[EXERCISE DATA — start]

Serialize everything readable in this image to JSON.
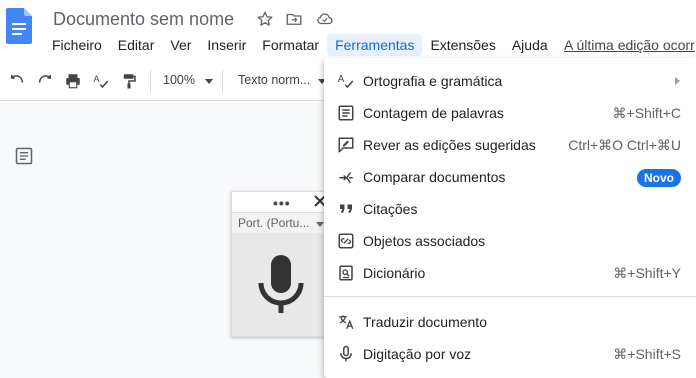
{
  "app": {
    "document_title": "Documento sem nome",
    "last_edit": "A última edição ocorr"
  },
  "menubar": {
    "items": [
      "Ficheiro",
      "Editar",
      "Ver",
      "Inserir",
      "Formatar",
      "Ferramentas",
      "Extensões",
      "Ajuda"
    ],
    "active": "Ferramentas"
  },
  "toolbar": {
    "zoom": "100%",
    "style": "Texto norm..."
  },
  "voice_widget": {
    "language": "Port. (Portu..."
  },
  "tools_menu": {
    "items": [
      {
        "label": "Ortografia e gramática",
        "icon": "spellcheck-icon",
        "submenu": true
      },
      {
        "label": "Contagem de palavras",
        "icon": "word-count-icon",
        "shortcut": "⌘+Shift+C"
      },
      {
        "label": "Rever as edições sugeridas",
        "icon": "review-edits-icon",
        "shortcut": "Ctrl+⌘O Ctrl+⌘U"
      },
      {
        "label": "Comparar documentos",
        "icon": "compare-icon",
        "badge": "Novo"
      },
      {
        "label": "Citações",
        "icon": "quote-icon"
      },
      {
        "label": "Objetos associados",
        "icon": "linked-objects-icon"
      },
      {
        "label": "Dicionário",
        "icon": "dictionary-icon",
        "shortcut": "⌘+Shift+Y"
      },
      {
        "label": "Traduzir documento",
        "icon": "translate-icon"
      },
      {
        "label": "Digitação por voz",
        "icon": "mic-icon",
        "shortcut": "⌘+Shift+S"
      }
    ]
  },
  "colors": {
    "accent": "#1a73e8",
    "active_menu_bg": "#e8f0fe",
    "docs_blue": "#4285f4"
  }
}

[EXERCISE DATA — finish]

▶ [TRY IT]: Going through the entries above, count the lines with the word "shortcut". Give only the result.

▶ [OUTPUT OF THE TASK]: 4